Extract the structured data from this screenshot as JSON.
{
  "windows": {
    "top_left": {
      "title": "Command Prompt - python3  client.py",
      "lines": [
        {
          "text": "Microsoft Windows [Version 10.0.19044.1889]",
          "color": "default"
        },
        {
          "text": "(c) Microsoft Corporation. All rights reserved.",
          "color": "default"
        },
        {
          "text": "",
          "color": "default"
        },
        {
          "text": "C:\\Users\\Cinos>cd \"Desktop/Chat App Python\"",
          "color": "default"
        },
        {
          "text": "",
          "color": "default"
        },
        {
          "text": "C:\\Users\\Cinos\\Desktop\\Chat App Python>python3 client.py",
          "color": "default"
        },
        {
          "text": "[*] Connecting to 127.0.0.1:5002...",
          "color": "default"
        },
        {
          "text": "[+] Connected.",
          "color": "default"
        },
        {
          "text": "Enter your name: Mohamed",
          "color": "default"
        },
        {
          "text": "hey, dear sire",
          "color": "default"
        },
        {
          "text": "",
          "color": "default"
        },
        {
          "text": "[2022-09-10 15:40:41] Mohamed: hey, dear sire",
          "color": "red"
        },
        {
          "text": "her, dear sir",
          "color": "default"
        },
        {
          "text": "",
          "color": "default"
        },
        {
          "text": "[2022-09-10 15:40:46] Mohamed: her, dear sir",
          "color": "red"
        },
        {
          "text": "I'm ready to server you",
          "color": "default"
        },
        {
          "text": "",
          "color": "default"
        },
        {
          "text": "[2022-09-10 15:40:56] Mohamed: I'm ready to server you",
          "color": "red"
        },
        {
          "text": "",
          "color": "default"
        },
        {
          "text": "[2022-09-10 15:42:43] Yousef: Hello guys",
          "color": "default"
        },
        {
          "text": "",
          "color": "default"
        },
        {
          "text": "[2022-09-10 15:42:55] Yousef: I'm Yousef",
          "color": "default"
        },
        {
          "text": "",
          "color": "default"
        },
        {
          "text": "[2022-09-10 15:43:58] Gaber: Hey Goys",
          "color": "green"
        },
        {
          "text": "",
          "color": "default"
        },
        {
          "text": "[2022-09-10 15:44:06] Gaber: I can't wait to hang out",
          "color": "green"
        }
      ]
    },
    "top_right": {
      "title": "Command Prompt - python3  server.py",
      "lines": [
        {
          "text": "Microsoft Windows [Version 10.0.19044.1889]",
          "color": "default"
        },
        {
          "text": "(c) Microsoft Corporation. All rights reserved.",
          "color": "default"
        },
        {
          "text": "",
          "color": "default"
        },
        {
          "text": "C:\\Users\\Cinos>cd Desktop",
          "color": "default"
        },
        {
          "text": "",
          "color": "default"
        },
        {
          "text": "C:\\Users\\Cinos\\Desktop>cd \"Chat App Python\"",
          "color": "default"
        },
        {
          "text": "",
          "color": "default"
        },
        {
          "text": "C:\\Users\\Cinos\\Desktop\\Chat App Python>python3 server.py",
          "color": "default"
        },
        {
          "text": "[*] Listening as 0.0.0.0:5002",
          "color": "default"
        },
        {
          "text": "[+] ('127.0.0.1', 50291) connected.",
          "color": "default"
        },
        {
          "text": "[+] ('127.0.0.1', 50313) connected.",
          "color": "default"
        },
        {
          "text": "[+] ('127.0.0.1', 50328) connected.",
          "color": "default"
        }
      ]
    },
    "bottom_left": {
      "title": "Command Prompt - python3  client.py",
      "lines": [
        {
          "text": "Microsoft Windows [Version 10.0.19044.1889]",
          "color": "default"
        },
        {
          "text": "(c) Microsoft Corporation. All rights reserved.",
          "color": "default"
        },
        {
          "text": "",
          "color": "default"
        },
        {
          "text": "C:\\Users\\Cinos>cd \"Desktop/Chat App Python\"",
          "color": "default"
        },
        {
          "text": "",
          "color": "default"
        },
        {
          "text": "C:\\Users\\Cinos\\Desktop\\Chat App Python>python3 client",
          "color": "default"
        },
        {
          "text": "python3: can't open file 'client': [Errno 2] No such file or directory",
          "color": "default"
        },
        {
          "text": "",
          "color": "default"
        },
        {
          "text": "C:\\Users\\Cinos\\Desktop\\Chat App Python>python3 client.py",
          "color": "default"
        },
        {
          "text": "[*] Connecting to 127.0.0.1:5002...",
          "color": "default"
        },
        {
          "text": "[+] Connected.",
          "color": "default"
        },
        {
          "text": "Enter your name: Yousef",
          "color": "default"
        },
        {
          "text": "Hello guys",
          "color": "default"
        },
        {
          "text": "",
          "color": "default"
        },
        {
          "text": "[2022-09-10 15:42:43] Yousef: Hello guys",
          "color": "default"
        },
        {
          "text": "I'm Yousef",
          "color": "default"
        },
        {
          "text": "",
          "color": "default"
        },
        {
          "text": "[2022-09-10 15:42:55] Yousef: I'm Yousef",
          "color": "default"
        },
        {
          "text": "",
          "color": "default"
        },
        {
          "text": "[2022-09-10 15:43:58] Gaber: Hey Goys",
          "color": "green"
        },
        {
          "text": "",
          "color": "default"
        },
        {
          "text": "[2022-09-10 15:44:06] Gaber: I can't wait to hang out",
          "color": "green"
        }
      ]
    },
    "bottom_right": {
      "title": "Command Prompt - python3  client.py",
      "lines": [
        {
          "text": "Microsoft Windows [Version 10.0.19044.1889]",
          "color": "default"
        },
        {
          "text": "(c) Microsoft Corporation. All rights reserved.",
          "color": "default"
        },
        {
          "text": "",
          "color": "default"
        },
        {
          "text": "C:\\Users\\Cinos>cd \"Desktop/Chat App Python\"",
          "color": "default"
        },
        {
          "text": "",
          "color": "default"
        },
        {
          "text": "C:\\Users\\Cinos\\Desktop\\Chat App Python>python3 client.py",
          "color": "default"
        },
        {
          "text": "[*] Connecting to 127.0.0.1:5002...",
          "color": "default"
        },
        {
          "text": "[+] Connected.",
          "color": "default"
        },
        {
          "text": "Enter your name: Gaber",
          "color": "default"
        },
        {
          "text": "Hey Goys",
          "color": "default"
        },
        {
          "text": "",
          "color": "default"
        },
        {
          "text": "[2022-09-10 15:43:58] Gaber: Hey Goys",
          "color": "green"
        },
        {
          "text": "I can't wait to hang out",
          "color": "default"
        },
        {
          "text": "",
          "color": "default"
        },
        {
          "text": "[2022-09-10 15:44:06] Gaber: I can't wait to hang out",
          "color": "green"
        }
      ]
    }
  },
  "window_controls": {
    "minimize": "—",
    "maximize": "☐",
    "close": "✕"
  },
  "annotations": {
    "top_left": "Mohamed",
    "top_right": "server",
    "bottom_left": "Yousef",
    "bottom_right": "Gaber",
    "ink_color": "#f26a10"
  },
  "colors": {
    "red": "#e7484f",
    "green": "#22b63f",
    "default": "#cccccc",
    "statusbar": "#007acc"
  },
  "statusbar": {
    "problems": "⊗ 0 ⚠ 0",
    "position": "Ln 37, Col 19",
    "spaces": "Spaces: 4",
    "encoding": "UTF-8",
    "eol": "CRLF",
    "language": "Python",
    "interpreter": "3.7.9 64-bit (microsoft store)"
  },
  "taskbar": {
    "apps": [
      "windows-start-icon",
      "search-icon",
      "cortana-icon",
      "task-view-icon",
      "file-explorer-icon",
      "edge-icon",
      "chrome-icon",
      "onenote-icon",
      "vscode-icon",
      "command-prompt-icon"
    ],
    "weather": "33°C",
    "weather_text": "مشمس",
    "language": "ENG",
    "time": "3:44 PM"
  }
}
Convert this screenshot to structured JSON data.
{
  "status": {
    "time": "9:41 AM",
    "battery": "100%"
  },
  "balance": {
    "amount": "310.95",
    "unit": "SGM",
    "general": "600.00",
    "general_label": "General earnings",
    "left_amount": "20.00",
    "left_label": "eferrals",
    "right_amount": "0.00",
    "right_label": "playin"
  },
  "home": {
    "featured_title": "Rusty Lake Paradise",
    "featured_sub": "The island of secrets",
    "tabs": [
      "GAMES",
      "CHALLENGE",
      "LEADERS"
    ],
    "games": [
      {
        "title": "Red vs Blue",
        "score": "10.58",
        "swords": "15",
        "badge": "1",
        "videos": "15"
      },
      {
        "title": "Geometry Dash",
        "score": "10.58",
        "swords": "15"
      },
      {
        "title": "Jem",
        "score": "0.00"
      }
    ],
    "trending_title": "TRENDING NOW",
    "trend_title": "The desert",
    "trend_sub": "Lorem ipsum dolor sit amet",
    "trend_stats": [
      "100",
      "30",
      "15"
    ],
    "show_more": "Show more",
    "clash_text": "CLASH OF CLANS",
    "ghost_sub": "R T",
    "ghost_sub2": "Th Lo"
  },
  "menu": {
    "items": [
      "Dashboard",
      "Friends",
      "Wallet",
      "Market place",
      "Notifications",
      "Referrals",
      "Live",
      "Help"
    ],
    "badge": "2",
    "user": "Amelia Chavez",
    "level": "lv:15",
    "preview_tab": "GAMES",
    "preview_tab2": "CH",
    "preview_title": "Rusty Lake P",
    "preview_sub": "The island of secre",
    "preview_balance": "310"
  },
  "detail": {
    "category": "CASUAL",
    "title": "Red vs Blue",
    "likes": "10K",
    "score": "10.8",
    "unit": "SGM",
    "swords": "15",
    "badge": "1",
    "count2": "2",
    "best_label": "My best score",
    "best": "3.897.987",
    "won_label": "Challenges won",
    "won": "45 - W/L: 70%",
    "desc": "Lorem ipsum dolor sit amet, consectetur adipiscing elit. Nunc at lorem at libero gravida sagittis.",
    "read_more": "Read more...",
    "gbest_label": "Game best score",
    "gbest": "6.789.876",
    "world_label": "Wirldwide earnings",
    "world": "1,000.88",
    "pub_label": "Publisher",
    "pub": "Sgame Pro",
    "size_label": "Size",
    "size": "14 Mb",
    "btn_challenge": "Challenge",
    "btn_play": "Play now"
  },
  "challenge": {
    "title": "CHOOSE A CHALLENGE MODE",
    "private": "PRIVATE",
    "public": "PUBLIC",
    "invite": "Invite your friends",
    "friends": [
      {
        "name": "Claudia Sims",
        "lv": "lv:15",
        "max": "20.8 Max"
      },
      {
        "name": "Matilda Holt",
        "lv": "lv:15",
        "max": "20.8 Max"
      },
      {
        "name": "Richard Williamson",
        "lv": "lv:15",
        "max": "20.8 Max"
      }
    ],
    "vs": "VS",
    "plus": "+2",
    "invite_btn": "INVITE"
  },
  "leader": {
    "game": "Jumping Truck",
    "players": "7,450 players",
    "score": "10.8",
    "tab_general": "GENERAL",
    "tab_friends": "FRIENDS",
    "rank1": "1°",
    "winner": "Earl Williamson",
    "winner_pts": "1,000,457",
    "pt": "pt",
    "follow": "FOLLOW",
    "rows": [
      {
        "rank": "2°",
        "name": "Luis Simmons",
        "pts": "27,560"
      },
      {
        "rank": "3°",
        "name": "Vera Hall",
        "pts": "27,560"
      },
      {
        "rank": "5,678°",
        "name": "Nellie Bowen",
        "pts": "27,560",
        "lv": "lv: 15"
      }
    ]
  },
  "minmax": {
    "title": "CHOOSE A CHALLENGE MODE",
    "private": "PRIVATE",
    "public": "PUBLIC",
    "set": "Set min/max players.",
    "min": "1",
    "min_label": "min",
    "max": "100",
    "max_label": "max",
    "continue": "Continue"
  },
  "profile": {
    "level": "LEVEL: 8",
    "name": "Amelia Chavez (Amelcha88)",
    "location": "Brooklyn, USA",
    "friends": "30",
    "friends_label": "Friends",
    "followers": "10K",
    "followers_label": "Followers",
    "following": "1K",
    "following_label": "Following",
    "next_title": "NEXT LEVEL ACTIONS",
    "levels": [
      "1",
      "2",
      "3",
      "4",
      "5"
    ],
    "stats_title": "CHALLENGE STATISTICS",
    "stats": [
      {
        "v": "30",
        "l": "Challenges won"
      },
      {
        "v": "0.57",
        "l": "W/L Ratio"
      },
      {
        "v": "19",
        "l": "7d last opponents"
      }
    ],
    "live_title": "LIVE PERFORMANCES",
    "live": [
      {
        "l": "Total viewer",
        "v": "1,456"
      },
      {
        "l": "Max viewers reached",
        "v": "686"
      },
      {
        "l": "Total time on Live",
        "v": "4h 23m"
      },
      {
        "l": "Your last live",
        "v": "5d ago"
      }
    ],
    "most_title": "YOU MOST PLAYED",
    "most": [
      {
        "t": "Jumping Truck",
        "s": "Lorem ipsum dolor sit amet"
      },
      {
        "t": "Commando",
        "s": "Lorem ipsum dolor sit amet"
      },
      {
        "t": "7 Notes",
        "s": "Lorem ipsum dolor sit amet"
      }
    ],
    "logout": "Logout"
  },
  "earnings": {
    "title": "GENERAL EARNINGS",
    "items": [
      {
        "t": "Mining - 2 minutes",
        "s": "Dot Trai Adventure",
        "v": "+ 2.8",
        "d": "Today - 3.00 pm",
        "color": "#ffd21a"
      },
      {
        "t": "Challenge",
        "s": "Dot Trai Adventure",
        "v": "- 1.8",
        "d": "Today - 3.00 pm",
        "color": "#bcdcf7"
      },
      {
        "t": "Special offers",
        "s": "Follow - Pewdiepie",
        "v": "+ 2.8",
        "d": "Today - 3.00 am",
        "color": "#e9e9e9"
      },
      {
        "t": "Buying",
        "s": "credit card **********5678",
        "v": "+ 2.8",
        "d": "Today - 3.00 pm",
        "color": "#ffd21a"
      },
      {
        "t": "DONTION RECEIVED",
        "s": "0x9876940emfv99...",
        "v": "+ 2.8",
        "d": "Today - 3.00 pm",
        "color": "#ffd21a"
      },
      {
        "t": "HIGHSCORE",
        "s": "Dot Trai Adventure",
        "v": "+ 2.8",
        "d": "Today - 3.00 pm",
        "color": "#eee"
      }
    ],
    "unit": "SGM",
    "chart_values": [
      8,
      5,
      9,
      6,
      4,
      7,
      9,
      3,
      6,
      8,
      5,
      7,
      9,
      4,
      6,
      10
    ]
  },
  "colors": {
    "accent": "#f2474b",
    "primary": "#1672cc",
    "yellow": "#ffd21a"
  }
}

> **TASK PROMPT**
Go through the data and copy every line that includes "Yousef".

> **EXPECTED OUTPUT**
          "text": "[2022-09-10 15:42:43] Yousef: Hello guys",
          "text": "[2022-09-10 15:42:55] Yousef: I'm Yousef",
          "text": "Enter your name: Yousef",
          "text": "[2022-09-10 15:42:43] Yousef: Hello guys",
          "text": "I'm Yousef",
          "text": "[2022-09-10 15:42:55] Yousef: I'm Yousef",
    "bottom_left": "Yousef",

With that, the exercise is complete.